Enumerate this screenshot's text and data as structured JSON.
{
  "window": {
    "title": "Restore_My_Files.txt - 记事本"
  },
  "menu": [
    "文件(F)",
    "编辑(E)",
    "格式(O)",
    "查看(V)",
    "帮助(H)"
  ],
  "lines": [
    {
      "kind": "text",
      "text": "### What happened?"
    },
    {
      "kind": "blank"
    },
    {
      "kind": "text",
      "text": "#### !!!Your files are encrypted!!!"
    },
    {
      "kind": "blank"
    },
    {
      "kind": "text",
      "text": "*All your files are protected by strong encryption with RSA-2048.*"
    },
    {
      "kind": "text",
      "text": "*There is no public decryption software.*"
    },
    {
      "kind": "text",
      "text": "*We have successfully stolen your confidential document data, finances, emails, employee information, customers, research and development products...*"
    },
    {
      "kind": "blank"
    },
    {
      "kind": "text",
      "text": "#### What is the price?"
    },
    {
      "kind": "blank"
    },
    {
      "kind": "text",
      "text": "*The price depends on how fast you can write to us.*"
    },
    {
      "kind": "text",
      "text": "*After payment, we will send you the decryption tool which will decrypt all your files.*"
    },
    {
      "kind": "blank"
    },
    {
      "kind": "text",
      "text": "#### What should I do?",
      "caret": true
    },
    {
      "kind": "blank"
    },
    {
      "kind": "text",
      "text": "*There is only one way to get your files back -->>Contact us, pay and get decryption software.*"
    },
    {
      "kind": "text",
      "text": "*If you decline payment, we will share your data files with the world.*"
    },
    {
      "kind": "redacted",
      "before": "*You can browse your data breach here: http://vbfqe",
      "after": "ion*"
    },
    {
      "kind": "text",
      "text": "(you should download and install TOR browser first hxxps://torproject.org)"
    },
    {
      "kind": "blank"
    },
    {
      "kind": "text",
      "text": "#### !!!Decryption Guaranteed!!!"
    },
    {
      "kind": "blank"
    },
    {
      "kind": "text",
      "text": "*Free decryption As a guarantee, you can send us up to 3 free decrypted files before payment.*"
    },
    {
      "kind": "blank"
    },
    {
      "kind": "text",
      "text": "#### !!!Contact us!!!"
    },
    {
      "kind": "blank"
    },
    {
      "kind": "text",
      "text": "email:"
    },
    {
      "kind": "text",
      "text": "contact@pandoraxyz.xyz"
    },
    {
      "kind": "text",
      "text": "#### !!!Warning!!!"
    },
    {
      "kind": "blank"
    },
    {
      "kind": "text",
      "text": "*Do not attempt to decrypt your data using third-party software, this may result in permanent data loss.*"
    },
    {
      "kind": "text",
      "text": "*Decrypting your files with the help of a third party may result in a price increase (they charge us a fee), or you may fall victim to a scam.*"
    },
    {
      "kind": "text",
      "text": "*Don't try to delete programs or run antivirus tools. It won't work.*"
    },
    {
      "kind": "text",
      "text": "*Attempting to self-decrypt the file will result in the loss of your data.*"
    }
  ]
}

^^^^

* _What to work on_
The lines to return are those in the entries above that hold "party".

* _Output for this exercise_
      "text": "*Do not attempt to decrypt your data using third-party software, this may result in permanent data loss.*"
      "text": "*Decrypting your files with the help of a third party may result in a price increase (they charge us a fee), or you may fall victim to a scam.*"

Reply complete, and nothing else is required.